The Zhaijing describes the method to find out an ideal place for a house with the help of the power of the forces Yin and Yang 陰陽, the Heavenly Stems 天干 and Earthly Branches 地支, as well as the Eight Trigrams 八卦. The Eight Trigrams determine the exact position and directly point at auspicious or non-auspicious spots. The book begins with a preface (xu 序) stressing the importance of geomancy. The general discussion (zonglun 總論) describes the influence of twenty-four so-called "ways" (lu 路) that reflect the influence of Yin and Yang. It also gives a short overview over other books on the divinatory art of geomancy. The chapter Xiuzhai cidi fa 修宅次第法 explains the arrangement and sequence of steps to determine the place and structure of a building, as well as which factors are to be avoided. The last part of the book includes explained illustrations on the influence of Yang and Yin on building sites.

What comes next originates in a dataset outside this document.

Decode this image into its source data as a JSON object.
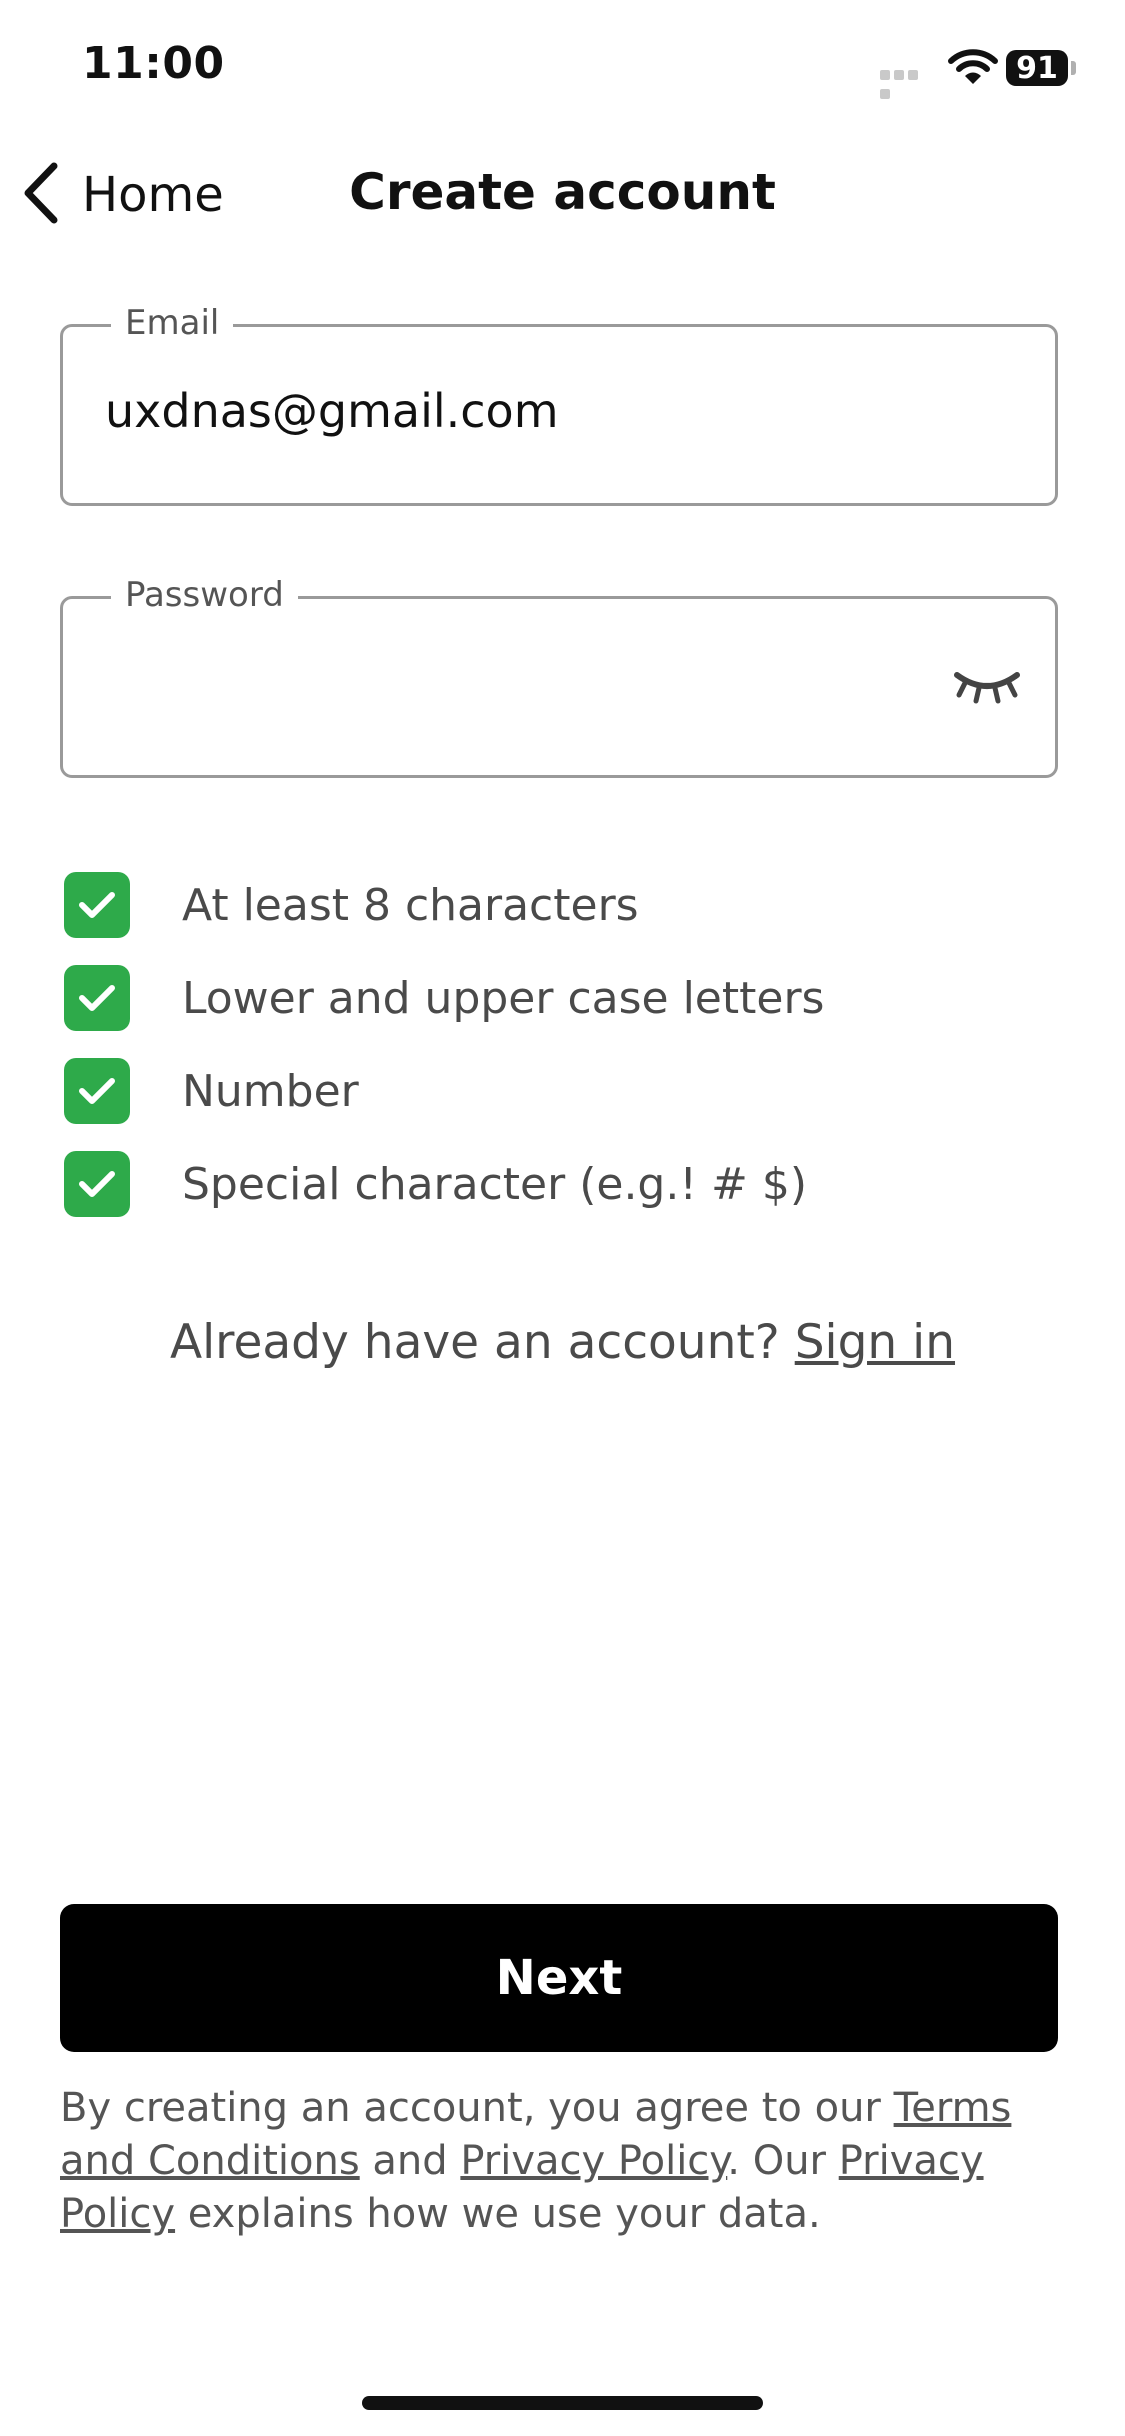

The Zhaijing is included in the collectanea Siku quanshu 四庫全書, Xuejin taoyuan 學津討原, Shuofu 說郛, Yimen guangdu 夷門廣牘, Jindai mishu 津逮秘書, the Daoist Canon Daozang 道藏 and collection Chongwen shuju huike shu 崇文書局匯刻書. Among the original texts discovered in Dunhuang 敦煌, a book called Zhaijing 宅經 is included, which is not identical to the transmitted text.


Source: Li Xueqin 李學勤, Lü Wenyu 呂文鬰 (1996). Siku da cidian 四庫大辭典, vol. 2, p. 1783. Changchun: Jilin daxue chubanshe.

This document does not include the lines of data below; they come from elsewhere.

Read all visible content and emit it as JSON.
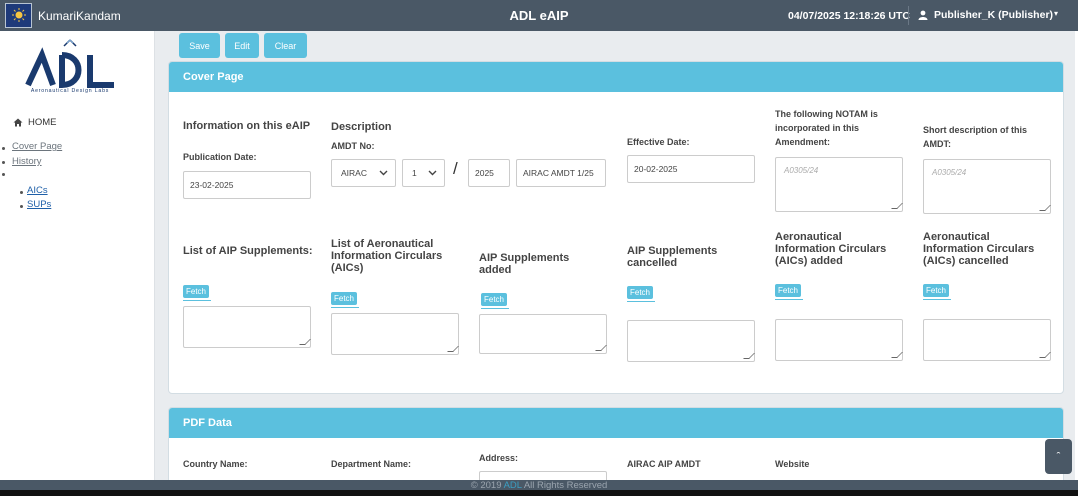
{
  "header": {
    "brand_name": "KumariKandam",
    "app_title": "ADL eAIP",
    "datetime": "04/07/2025 12:18:26 UTC",
    "user": "Publisher_K (Publisher)",
    "user_caret": "▾"
  },
  "sidebar": {
    "logo_text": "ADL",
    "logo_subtitle": "Aeronautical Design Labs",
    "home_label": "HOME",
    "links": [
      "Cover Page",
      "History"
    ],
    "sub_links": [
      "AICs",
      "SUPs"
    ]
  },
  "toolbar": {
    "save": "Save",
    "edit": "Edit",
    "clear": "Clear"
  },
  "cover_page": {
    "title": "Cover Page",
    "info_heading": "Information on this eAIP",
    "publication_date_label": "Publication Date:",
    "publication_date": "23-02-2025",
    "description_heading": "Description",
    "amdt_no_label": "AMDT No:",
    "amdt_type": "AIRAC",
    "amdt_number": "1",
    "amdt_slash": "/",
    "amdt_year": "2025",
    "amdt_name": "AIRAC AMDT 1/25",
    "effective_date_label": "Effective Date:",
    "effective_date": "20-02-2025",
    "notam_label": "The following NOTAM is incorporated in this Amendment:",
    "notam_placeholder": "A0305/24",
    "short_desc_label": "Short description of this AMDT:",
    "short_desc_placeholder": "A0305/24",
    "fetch_label": "Fetch",
    "row2": [
      "List of AIP Supplements:",
      "List of Aeronautical Information Circulars (AICs)",
      "AIP Supplements added",
      "AIP Supplements cancelled",
      "Aeronautical Information Circulars (AICs) added",
      "Aeronautical Information Circulars (AICs) cancelled"
    ]
  },
  "pdf_data": {
    "title": "PDF Data",
    "fields": [
      "Country Name:",
      "Department Name:",
      "Address:",
      "AIRAC AIP AMDT",
      "Website"
    ]
  },
  "footer": {
    "prefix": "© 2019 ",
    "brand": "ADL",
    "suffix": " All Rights Reserved"
  },
  "scroll_top_glyph": "ˆ",
  "colors": {
    "header_bg": "#4a5866",
    "accent": "#5bc0de",
    "logo_blue": "#1a3a6e"
  }
}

Chinese literature according to the four-category system

December 1, 2012 © Ulrich Theobald · Mail